DanaBot, a banking trojan that has targeted organizations in Australia, Europe, and North America, has expanded its targets in Germany as of this June in a new campaign, according to new research from Webroot.
The campaign is primarily unleashed via spear phishing emails containing malicious links or files to download, Davison says.
“Once the loader module gets downloaded and is run, it sets up persistence (the ability to stay on a device through a reboot) on the victim’s machine and then will reach out to the command and control and then … complete the infection,” he said.
Although the infection vector is consistent with past DanaBot research, this German campaign’s targets are a marked departure from DanaBot’s typical usage. The motive remains unclear at this time.
It is unclear what group may be behind the latest attack — Proofpoint has previously assessed that DanaBot is likely sold as “malware as a service,” where one actor controls a command and control server and sells access to others. It is possible a new group has latched onto the trojan for new uses, Davison says.
Davison, too, has assessed that DanaBot operates as a “malware-as-a-service.”
The Webroot research finds that four command and control servers — in Australia, Germany, Switzerland, and The Netherlands — are constants across the DanaBot campaigns. The location of the servers, however, is likely not indicative of who the attackers are, Davison says.
There are “some kind of more persistent or mainstay command and control servers, ones that we see often in a lot of DanaBot configurations,” Davison said. “Reaching out to get these taken down is not very fruitful.”
Although this is the first time Webroot has identified a campaign using DanaBot in Germany, previous research from Proofpoint and ESET has identified similar campaigns in Germany. However, all of those victims were banking entities.

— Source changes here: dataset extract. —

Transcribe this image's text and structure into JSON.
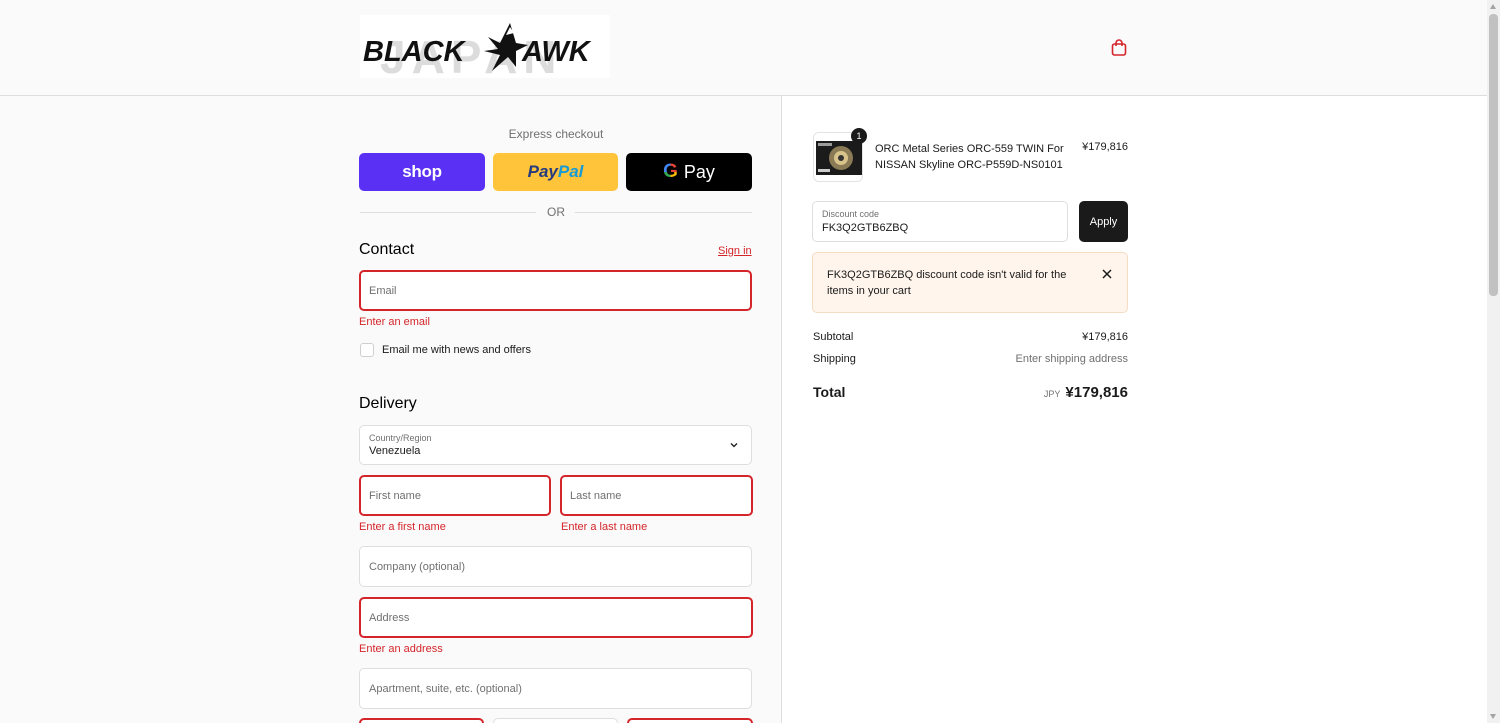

The research comes as banking trojans are becoming less common, according to Proofpoint. The company found that the majority of email-borne malware in the fourth quarter of last year was banking trojans, but they only made up 21% of payloads in the first quarter of this year.